■ **TASK INPUT**

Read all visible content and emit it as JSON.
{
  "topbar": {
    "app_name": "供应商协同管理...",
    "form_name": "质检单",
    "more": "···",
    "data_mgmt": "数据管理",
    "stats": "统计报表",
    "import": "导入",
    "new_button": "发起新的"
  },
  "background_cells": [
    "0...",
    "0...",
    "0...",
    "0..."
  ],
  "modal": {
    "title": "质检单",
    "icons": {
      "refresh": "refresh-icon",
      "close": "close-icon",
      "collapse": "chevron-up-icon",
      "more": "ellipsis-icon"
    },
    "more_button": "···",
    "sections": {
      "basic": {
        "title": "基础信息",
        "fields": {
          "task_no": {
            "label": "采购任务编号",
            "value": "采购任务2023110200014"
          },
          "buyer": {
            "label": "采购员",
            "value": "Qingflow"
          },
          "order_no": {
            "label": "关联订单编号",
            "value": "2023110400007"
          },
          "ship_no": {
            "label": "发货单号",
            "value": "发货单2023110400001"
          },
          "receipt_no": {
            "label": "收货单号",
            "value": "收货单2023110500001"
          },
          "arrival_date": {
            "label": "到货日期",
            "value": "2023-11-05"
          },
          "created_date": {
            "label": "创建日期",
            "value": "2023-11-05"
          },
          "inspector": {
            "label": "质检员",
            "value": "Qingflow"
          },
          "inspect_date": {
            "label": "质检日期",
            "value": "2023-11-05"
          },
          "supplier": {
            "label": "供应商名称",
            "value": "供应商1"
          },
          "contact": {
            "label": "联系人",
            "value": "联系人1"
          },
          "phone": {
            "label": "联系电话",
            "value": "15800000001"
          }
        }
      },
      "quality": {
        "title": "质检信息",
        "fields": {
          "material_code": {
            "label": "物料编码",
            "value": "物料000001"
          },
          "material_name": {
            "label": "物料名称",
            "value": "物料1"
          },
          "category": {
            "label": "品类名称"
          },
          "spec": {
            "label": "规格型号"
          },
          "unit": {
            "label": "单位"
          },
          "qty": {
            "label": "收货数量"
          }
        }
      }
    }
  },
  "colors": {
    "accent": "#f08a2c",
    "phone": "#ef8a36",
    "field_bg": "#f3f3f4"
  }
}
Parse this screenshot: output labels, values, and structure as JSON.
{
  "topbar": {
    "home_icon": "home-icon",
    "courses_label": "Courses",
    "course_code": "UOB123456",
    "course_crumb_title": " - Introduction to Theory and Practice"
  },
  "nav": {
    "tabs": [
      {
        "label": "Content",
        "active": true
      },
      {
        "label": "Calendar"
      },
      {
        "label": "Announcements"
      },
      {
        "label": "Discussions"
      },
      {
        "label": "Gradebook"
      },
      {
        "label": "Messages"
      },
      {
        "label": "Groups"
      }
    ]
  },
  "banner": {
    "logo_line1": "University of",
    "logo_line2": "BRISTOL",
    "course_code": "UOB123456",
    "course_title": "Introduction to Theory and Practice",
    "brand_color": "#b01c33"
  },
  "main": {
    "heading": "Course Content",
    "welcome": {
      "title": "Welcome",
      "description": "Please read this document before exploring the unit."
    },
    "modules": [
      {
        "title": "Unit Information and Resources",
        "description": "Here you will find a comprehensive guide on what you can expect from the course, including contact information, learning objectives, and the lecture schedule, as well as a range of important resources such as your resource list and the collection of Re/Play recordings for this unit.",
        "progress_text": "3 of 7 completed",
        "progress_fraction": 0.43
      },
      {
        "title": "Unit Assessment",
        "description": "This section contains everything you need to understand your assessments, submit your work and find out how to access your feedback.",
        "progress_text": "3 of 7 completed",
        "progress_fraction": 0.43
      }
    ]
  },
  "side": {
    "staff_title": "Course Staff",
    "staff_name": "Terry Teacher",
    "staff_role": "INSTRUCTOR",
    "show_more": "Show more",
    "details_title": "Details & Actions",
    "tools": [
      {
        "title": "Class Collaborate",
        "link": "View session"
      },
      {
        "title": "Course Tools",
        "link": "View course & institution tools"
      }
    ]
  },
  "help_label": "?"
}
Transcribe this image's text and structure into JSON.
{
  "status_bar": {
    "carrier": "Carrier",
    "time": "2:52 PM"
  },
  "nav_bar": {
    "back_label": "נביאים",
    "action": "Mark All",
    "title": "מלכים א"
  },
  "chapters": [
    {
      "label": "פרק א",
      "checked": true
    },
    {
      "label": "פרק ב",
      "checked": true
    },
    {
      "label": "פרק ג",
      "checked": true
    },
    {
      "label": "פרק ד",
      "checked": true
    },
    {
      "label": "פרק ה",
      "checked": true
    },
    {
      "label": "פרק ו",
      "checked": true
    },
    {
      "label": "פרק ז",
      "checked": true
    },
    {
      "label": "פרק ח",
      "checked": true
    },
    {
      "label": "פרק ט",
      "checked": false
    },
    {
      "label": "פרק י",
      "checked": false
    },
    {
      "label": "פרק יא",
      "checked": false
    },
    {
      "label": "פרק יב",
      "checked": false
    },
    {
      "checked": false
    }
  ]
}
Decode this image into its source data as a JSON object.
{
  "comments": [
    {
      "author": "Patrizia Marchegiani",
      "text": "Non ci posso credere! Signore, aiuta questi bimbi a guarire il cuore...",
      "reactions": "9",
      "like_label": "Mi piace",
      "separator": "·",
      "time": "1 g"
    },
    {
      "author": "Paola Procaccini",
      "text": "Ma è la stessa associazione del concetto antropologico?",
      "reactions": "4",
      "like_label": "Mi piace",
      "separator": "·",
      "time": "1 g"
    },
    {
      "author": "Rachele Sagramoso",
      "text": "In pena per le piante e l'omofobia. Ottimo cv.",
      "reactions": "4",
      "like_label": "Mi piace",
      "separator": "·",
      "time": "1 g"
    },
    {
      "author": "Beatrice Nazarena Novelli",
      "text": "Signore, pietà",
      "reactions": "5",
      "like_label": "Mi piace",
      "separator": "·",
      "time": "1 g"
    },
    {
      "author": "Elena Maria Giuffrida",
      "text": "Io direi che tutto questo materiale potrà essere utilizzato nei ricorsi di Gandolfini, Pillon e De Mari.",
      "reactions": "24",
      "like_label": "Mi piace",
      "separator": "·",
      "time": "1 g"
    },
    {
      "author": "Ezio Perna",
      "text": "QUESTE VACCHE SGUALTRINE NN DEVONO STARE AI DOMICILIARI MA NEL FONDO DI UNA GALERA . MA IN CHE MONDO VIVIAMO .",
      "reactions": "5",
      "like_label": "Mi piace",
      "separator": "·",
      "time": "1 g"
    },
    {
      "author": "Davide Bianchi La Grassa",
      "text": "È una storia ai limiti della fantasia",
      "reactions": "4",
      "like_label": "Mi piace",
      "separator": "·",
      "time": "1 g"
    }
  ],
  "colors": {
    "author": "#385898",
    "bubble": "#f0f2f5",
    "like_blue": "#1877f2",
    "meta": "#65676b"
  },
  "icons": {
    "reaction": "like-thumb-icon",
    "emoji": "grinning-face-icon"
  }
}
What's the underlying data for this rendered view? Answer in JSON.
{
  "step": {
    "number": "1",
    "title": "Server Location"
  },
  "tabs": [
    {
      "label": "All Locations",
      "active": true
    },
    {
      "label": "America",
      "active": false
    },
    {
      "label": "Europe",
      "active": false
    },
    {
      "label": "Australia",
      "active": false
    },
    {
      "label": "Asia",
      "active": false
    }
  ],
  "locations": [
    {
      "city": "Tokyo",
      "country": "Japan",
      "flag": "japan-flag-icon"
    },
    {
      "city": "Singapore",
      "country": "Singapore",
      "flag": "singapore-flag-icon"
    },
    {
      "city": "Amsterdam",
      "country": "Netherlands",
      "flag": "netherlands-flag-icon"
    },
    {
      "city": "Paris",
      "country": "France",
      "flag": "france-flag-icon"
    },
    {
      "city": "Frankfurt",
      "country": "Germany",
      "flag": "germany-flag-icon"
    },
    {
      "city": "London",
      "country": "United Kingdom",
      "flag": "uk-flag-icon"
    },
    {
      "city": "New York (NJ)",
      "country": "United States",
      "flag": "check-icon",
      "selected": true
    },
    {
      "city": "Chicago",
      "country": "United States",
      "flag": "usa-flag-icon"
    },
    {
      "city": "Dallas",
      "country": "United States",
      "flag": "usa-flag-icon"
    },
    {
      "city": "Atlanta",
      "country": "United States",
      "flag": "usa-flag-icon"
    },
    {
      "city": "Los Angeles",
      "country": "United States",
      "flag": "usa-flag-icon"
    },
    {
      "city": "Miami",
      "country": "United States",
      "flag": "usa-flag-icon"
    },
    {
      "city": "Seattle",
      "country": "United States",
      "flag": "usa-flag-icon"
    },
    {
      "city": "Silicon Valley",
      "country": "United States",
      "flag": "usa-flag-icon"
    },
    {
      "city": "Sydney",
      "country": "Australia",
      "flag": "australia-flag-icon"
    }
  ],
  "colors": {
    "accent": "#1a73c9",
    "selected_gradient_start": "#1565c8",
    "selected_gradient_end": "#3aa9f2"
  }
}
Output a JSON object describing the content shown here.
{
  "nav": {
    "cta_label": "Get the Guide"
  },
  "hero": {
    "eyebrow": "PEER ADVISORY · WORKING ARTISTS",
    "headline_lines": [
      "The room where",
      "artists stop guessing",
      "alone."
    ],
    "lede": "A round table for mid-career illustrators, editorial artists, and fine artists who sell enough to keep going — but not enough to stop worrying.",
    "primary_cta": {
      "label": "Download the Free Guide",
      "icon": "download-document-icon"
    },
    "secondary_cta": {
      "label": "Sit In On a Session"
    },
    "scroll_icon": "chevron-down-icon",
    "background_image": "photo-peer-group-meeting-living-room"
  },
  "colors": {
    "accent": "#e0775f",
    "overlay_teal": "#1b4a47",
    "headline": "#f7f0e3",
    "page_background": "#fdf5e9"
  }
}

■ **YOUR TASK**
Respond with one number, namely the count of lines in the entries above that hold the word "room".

■ **RESPONSE AREA**
2